Like the Linux community, I originally described IBM's move from UNIX to Linux as an inevitable, commonsense market decision and scorned the SCO lawsuit against IBM, thinking it spurious, the last-ditch effort of a struggling company to generate revenue through litigation. I still feel that money is the primary motivating factor behind the lawsuit. My only other coverage of the lawsuit occurred in March, when I described SCO's lawsuit as an "interesting legal move" and discussed Microsoft's licensing of the UNIX source code.
However, I don't agree with Linux backers who have decried SCO's "secretive" decision not to unveil details of its charges publicly. This move makes sense, as SCO is heading to court--or, more agreeably for the company, to a fat settlement payoff--and SCO wants to hold the evidence as close to its corporate chest as possible. The company recently fended off two of the biggest criticisms of its suit by nullifying Novell's challenge to the UNIX copyright and by opening up the UNIX source code to journalists and analysts who agree to a nondisclosure agreement (NDA). As I wrote yesterday, to my knowledge two such analysts have reported that portions of the UNIX System V and Linux source code are identical, down to the programmer's notes. This evidence is somewhat damning, despite what open-source guru Eric Raymond says.
The biggest criticism of yesterday's article concerned my comment about Linux "fostering and promoting" source code theft. Many people misconstrued this comment, which means it was probably poorly written. Let me clarify. Because Linux development is essentially open and thousands of programmers from all over the world contribute source code to the project, no central management or control over those people exists, and Linux maintainers don't know where program code was originally developed. Linux backers tell me that Linux is actually antitheft because the source code is open for inspection, but this comment is a red herring. Virtually no one who views the code would know whether that code was stolen, and even if someone discovered suspect code, the culprits would have little chance of being caught, prosecuted, or punished in any way.
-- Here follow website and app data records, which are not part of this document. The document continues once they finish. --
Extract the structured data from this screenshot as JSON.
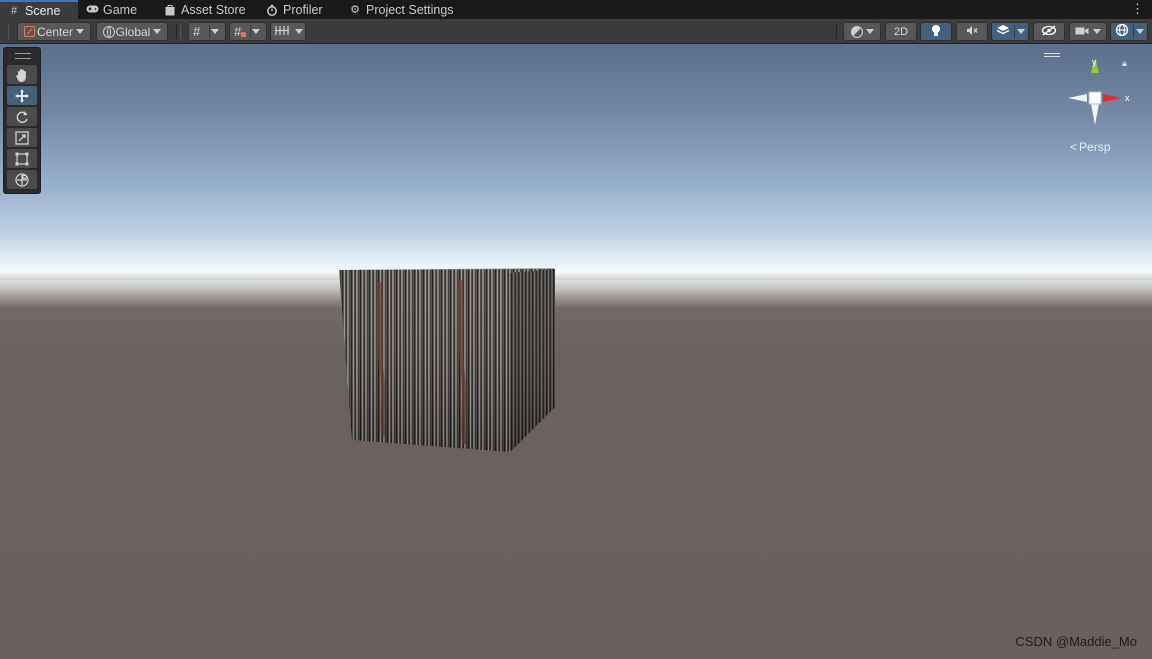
{
  "tabs": [
    {
      "label": "Scene",
      "icon": "grid-hash-icon",
      "active": true
    },
    {
      "label": "Game",
      "icon": "gamepad-icon",
      "active": false
    },
    {
      "label": "Asset Store",
      "icon": "shopping-bag-icon",
      "active": false
    },
    {
      "label": "Profiler",
      "icon": "stopwatch-icon",
      "active": false
    },
    {
      "label": "Project Settings",
      "icon": "gear-icon",
      "active": false
    }
  ],
  "toolbar": {
    "pivot_mode": "Center",
    "pivot_rotation": "Global",
    "mode_2d": "2D"
  },
  "tools": [
    {
      "name": "hand-tool",
      "icon": "hand-icon",
      "selected": false
    },
    {
      "name": "move-tool",
      "icon": "move-arrows-icon",
      "selected": true
    },
    {
      "name": "rotate-tool",
      "icon": "rotate-icon",
      "selected": false
    },
    {
      "name": "scale-tool",
      "icon": "scale-icon",
      "selected": false
    },
    {
      "name": "rect-tool",
      "icon": "rect-transform-icon",
      "selected": false
    },
    {
      "name": "transform-tool",
      "icon": "transform-icon",
      "selected": false
    }
  ],
  "gizmo": {
    "axis_y": "y",
    "axis_x": "x",
    "projection": "Persp",
    "colors": {
      "x": "#e0322c",
      "y": "#8ecc3a",
      "z": "#ffffff"
    }
  },
  "watermark": "CSDN @Maddie_Mo",
  "colors": {
    "accent": "#3a79bb",
    "selected_button": "#46607c",
    "toolbar_bg": "#3c3c3c"
  }
}
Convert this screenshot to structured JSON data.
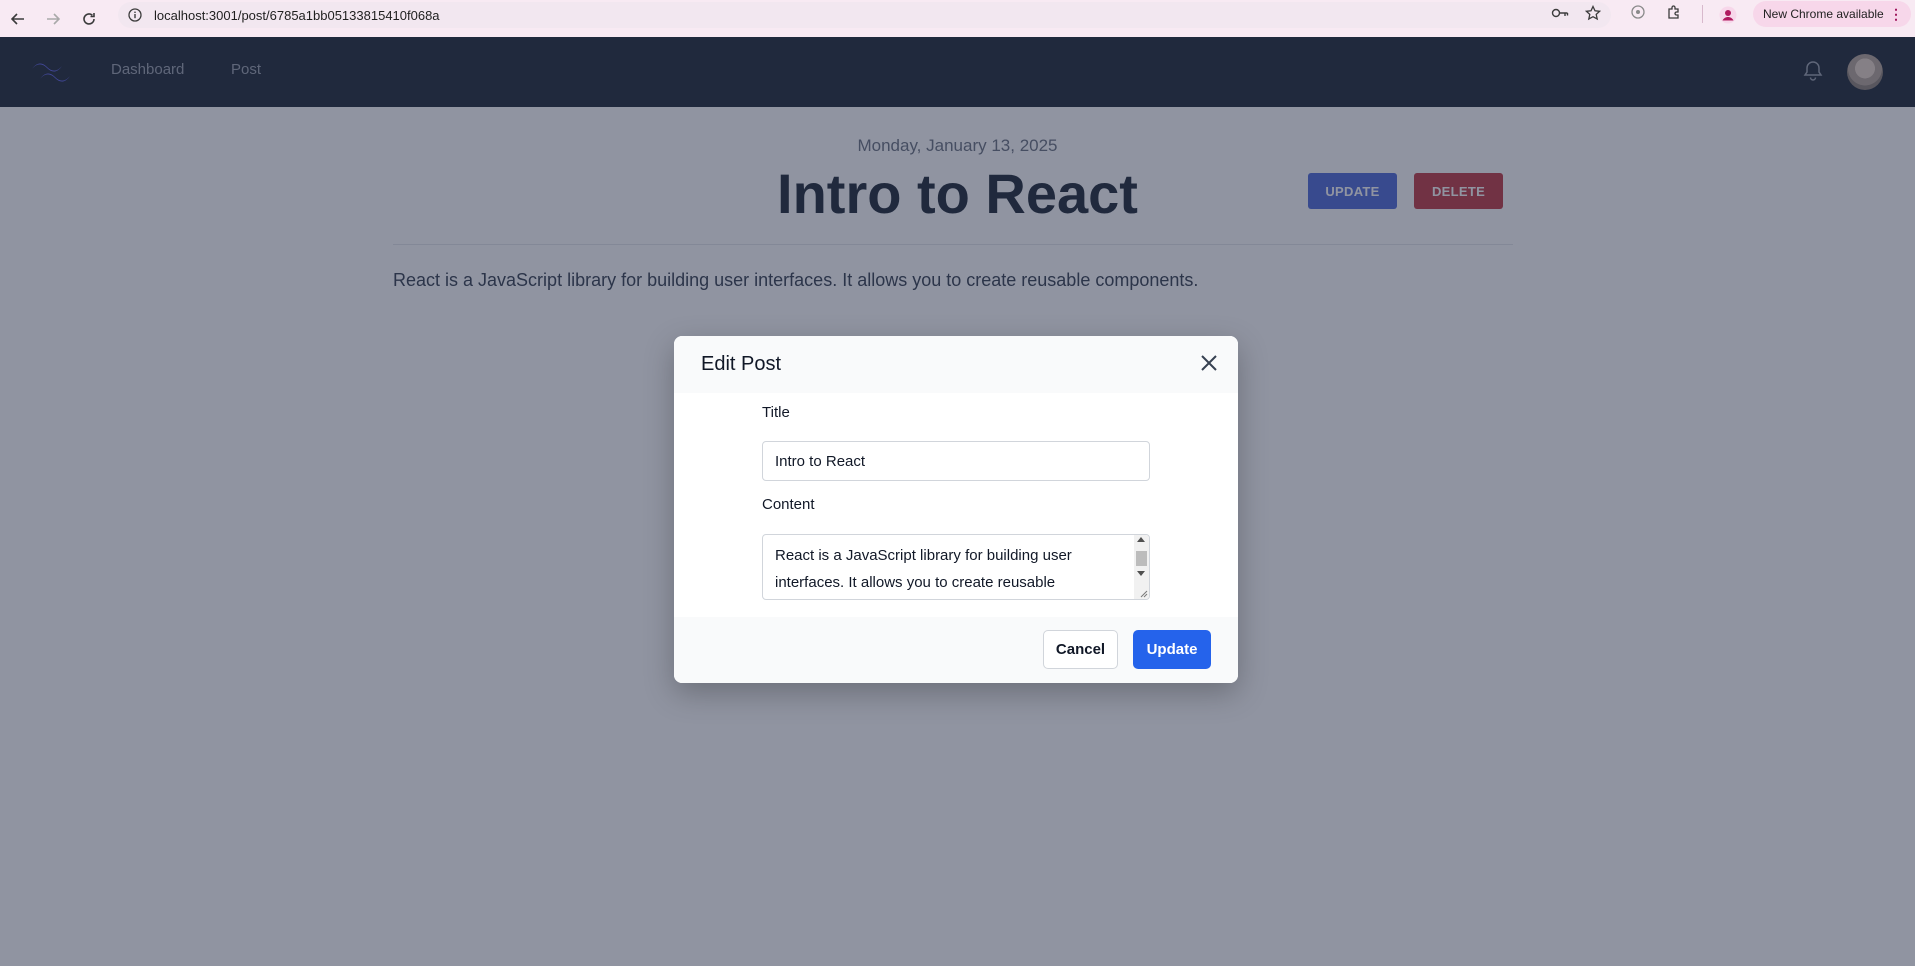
{
  "browser": {
    "url": "localhost:3001/post/6785a1bb05133815410f068a",
    "update_pill": "New Chrome available",
    "icons": [
      "back-arrow-icon",
      "forward-arrow-icon",
      "reload-icon",
      "site-info-icon",
      "password-key-icon",
      "bookmark-star-icon",
      "extension-icon",
      "puzzle-icon",
      "profile-icon",
      "more-menu-icon"
    ]
  },
  "navbar": {
    "links": [
      "Dashboard",
      "Post"
    ],
    "icons": [
      "logo-wave-icon",
      "bell-icon",
      "avatar"
    ]
  },
  "post": {
    "date": "Monday, January 13, 2025",
    "title": "Intro to React",
    "update_label": "UPDATE",
    "delete_label": "DELETE",
    "body": "React is a JavaScript library for building user interfaces. It allows you to create reusable components."
  },
  "modal": {
    "title": "Edit Post",
    "title_label": "Title",
    "title_value": "Intro to React",
    "content_label": "Content",
    "content_value": "React is a JavaScript library for building user interfaces. It allows you to create reusable",
    "cancel_label": "Cancel",
    "update_label": "Update"
  },
  "colors": {
    "navbar": "#1f2937",
    "update": "#2563eb",
    "delete": "#c03a45"
  }
}
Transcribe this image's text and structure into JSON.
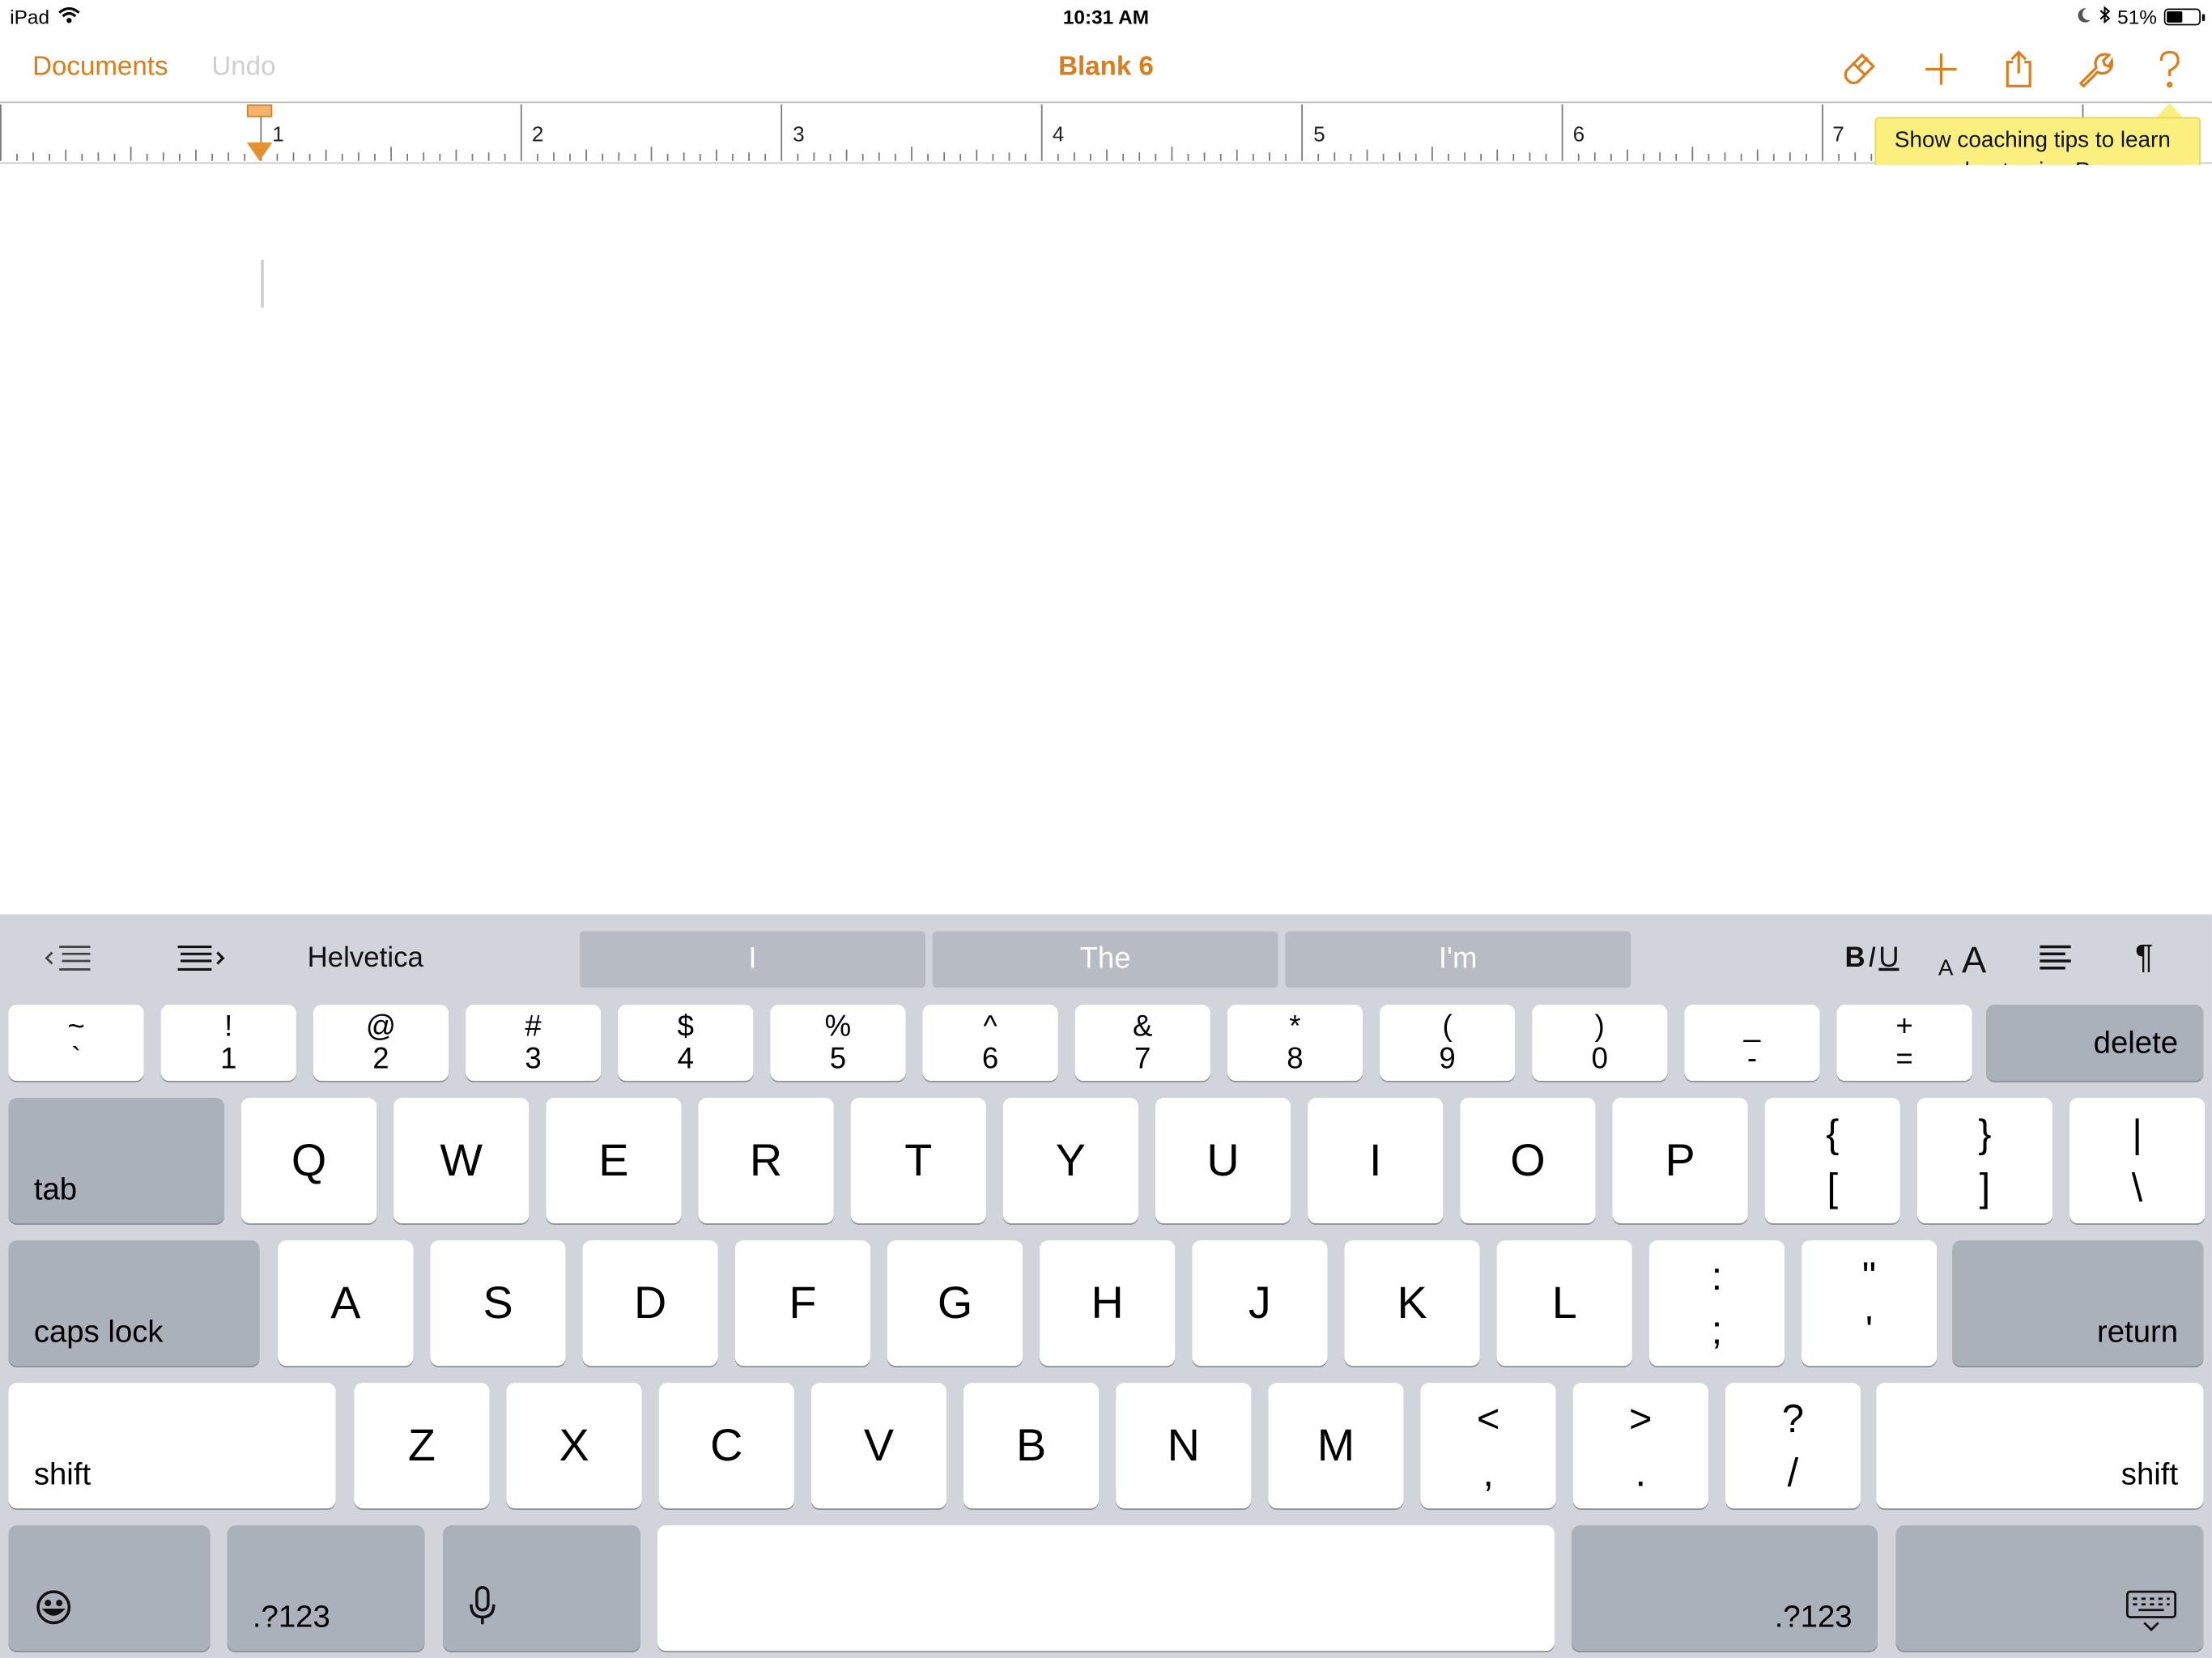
{
  "status_bar": {
    "device": "iPad",
    "time": "10:31 AM",
    "battery_text": "51%",
    "battery_level": 0.51
  },
  "nav": {
    "documents_label": "Documents",
    "undo_label": "Undo",
    "title": "Blank 6",
    "icons": [
      "paintbrush-icon",
      "plus-icon",
      "share-icon",
      "wrench-icon",
      "help-icon"
    ],
    "accent_color": "#e07b16"
  },
  "ruler": {
    "numbers": [
      "1",
      "2",
      "3",
      "4",
      "5",
      "6",
      "7"
    ]
  },
  "tooltip": {
    "text": "Show coaching tips to learn more about using Pages."
  },
  "shortcut_bar": {
    "font_name": "Helvetica",
    "suggestions": [
      "I",
      "The",
      "I'm"
    ],
    "bold": "B",
    "italic": "I",
    "underline": "U",
    "font_size_small": "A",
    "font_size_large": "A",
    "paragraph_symbol": "¶"
  },
  "keyboard": {
    "number_row": [
      {
        "top": "~",
        "bottom": "`"
      },
      {
        "top": "!",
        "bottom": "1"
      },
      {
        "top": "@",
        "bottom": "2"
      },
      {
        "top": "#",
        "bottom": "3"
      },
      {
        "top": "$",
        "bottom": "4"
      },
      {
        "top": "%",
        "bottom": "5"
      },
      {
        "top": "^",
        "bottom": "6"
      },
      {
        "top": "&",
        "bottom": "7"
      },
      {
        "top": "*",
        "bottom": "8"
      },
      {
        "top": "(",
        "bottom": "9"
      },
      {
        "top": ")",
        "bottom": "0"
      },
      {
        "top": "_",
        "bottom": "-"
      },
      {
        "top": "+",
        "bottom": "="
      }
    ],
    "delete_label": "delete",
    "tab_label": "tab",
    "row_q": [
      "Q",
      "W",
      "E",
      "R",
      "T",
      "Y",
      "U",
      "I",
      "O",
      "P"
    ],
    "row_q_symbols": [
      {
        "top": "{",
        "bottom": "["
      },
      {
        "top": "}",
        "bottom": "]"
      },
      {
        "top": "|",
        "bottom": "\\"
      }
    ],
    "caps_lock_label": "caps lock",
    "row_a": [
      "A",
      "S",
      "D",
      "F",
      "G",
      "H",
      "J",
      "K",
      "L"
    ],
    "row_a_symbols": [
      {
        "top": ":",
        "bottom": ";"
      },
      {
        "top": "\"",
        "bottom": "'"
      }
    ],
    "return_label": "return",
    "shift_label": "shift",
    "row_z": [
      "Z",
      "X",
      "C",
      "V",
      "B",
      "N",
      "M"
    ],
    "row_z_symbols": [
      {
        "top": "<",
        "bottom": ","
      },
      {
        "top": ">",
        "bottom": "."
      },
      {
        "top": "?",
        "bottom": "/"
      }
    ],
    "numbers_label": ".?123"
  }
}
Regarding my being a Microsoft supporter, in yesterday's article, I asked, "How did the wunderkind Linux find itself in such a compromising, Microsoft-like position?" In other words, I found it odd that Linux should be faced with the sort of questioning that one might expect of a less well-respected entity--i.e. Microsoft.
And I still find the Linux community's reaction to this problem to be questionable. This situation is the second instance this year in which vocal members of a major open-source project claimed to be above criticism (the other was Mozilla.org's inappropriate response to an open-source project that questioned its failed attempt to trademark the term Firebird). In both cases, members of the open-source projects hurled childish accusations when, in fact, some serious concerns were raised. I'm especially troubled that the Linux community, which wants to be a force in IT, hasn't reacted more professionally. Yes, this response to SCO will raise red flags in the very enterprises the community is trying to court. And yes, this subject raises yet another problem with the structure under which Linux is developed.
I'm not sure whether SCO's suit has any merit; that decision will likely be made in court. Novell's capitulation over the UNIX copyright ownership and the fact that analysts and the press are now able to view the source code comparisons are damning situations for Linux, but not the endgame for this saga. But however you view this case, the SCO suit should be a wake-up call for the Linux community.